Pugs are small dogs with outgoing and friendly personalities. They are playful, full of character, and thrive in most environments due to their small nature, making them a popular dog breed. On average, Pugs can live for about 12 years, but they have been known to live even longer with proper care.
Pugs are not aggressive—however, like most small breeds, they can easily be frightened, which makes for aggressive behavior such as nipping and barking. With good training and socialization, Pugs can develop more confidence and you can avoid unwanted aggression.
How Strong Is a Pug Bite?
Pugs have four teeth types: incisors, canines, premolars, and molars. Adult Pugs usually have 42 teeth—12 incisors, 4 canines, 16 premolars, and 10 molars.

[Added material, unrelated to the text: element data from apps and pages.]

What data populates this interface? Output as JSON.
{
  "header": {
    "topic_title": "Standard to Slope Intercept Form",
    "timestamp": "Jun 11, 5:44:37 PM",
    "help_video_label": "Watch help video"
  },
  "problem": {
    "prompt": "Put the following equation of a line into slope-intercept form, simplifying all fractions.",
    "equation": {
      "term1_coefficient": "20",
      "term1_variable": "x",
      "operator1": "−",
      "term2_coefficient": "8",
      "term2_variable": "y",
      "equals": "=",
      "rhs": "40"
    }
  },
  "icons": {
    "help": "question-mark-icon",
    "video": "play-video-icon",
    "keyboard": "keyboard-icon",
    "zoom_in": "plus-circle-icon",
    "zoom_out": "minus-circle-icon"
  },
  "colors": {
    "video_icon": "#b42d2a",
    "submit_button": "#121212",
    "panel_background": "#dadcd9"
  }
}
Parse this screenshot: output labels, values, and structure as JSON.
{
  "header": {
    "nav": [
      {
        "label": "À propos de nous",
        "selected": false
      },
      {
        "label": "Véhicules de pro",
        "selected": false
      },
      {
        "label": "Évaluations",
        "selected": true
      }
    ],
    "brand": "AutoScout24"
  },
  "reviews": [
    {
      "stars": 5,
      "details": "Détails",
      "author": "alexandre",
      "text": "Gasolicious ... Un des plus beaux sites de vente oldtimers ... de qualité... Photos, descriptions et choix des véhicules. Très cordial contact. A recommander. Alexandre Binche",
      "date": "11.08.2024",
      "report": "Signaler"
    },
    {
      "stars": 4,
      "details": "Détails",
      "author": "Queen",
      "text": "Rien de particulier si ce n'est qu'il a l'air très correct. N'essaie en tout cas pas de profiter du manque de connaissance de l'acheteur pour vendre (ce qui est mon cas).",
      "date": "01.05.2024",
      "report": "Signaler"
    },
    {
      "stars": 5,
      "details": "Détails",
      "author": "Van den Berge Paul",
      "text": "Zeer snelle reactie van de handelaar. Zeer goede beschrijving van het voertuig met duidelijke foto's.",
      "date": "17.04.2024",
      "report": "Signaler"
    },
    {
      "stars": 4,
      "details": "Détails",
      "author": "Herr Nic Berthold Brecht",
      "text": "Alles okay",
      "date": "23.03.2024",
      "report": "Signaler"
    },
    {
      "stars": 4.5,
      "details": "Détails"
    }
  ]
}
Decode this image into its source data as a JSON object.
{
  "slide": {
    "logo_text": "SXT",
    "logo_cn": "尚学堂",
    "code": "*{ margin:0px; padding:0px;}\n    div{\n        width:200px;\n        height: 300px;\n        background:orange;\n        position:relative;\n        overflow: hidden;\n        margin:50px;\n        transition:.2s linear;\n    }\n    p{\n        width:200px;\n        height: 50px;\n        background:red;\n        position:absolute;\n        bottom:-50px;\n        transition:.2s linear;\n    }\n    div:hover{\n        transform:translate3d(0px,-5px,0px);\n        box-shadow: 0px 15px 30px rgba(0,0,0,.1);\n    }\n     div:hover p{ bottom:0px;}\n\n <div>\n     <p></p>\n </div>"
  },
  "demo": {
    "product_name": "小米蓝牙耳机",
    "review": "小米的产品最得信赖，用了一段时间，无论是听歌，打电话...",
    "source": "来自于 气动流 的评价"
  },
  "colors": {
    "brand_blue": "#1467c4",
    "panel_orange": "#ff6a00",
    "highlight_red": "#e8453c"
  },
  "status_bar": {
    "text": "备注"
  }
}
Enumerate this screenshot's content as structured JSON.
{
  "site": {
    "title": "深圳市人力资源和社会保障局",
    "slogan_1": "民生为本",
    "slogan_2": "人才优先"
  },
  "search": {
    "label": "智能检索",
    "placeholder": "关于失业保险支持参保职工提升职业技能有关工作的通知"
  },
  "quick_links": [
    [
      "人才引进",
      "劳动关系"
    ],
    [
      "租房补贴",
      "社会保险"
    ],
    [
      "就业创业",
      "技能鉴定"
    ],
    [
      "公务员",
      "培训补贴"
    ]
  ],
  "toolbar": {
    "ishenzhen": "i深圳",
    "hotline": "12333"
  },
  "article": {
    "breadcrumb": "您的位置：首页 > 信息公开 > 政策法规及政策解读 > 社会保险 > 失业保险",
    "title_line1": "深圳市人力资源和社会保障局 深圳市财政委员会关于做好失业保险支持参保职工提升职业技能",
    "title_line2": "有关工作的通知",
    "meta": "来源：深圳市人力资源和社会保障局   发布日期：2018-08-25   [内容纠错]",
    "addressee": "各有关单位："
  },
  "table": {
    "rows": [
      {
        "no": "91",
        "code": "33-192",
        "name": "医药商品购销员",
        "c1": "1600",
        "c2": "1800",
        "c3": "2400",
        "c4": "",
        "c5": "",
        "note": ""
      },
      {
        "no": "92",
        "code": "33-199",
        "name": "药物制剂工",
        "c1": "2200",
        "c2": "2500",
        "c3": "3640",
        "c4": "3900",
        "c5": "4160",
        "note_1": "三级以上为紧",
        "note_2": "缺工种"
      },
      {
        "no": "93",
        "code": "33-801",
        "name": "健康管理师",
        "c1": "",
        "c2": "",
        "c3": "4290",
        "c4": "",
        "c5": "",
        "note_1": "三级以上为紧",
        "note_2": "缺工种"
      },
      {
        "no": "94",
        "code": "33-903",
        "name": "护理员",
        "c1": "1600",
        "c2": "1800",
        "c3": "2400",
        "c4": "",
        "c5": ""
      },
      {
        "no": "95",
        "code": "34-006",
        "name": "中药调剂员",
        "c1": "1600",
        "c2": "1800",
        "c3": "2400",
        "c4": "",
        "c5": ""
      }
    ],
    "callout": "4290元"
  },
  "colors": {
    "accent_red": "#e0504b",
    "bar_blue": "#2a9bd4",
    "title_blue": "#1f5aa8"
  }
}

They are diphyodont,1 meaning they only grow two sets of teeth in their lifetime. Once a few weeks after birth and again as they grow older.
Despite not being aggressive, their canines are sharp and are their first defense when feeling threatened. They can also nip when teething, but these nips are rarely severe, and they tend to outgrow the habit in adulthood.
However, due to the shape of their head, biting is difficult for them, and they are unlikely to cause any significant damage. As always, there are some exceptions, and care should always be taken when dealing with an agitated Pug.
Are Pugs Good Family Dogs?
Pugs are the perfect family pet. They are highly intelligent, which makes them popular. Pugs are ideal for people with a lot of love and time to give since they thrive on human affection. They love being cuddled and petted and can get jealous when another pet is in the home.
Due to their playful and adaptable nature, Pugs make excellent companions for children. Their small size makes it difficult for them to hurt children as they play. Pugs are one of the most gentle and passive of all dog breeds, and they will tolerate the prodding of children without nipping or biting. However, they still need to be socialized to ensure they do not threaten small kids. Also, they should always be supervised around small children and pets to ensure everybody is safe and happy.
Pugs are low-maintenance, which makes them perfect for older and first-time owners. They are also a good choice for apartment dwellers due to their small, compact size. Light sleepers, on the other hand, should invest in a pair of earplugs—Pugs tend to snore loudly.
The modern-day Pug has a compact square body with a deep chest and well-developed muscles. The head is short and large in relation to the body. Pugs typically have two distinct ear shapes; rose and button. Rose-shaped ears are small and folded with the edge against the side of the head, while button ears are smaller.
While Pug legs are straight and small, they tend to be quite strong. The most endearing trait among Pugs is their large dark eyes which give them an animated expression. Their coat comes in several shades; black, fawn, silver, and apricot.
The temperament of Pugs is affected by several factors, including genetics, socialization, and training. In general, they are curious and playful and will be content to sit on your lap whenever possible.
However, their temperament can vary, and their mood can change according to the environment. These dogs will be happy and playful in a comfortable and high-energy situation.
Pugs can be challenging to train and housebreak. They have small bladders, so they must relieve themselves often, sometimes after every hour. For this reason, crate training works well with Pugs if they cannot go outside often.
When it comes to obedience training, Pugs are challenging to train since they tend to be stubborn from time to time. That being said, it’s crucial to note that Pugs are very intelligent and can be properly trained if you put in enough effort.
In most instances, positive reinforcement works best. Keep the training sessions short and consistent to keep them engaged. Usually, it takes around 3 months to train your Pug properly.
Although Pug coats are short, they shed a lot, especially during summer. You need to brush them regularly, at least twice a week during the shedding season, and wash them at least once a month.
Trimming their nails regularly is also essential if your Pug does not wear out their nails in outdoor settings. Cleaning their ears often also prevents them from getting infected. The Pug’s wrinkles on the face are a hotbed for infections when they are damp and dirty, and they need special attention. Ensure you dry the folds thoroughly after bathing—you can do this using a cotton ball or baby wipes.
Since Pugs often suffer from gum diseases, regular brushing with a toothbrush and toothpaste designated for small dogs helps prevent tartar from building up. To accustom your Pug to being groomed regularly, start doing it when it’s still a puppy.
Pugs were originally bred to be companions, and that’s what they do best. They are one of the best breeds for a cuddle! Additionally, Pugs are welcoming to strangers when their owners approve, but they might nip or bite them when they feel threatened. However, if you expect a Pug to hunt or guard, you are in for a surprise—the only time they’ll use their canines is when playing with their toys.
Featured Image Credit: oleg_mit, Pixabay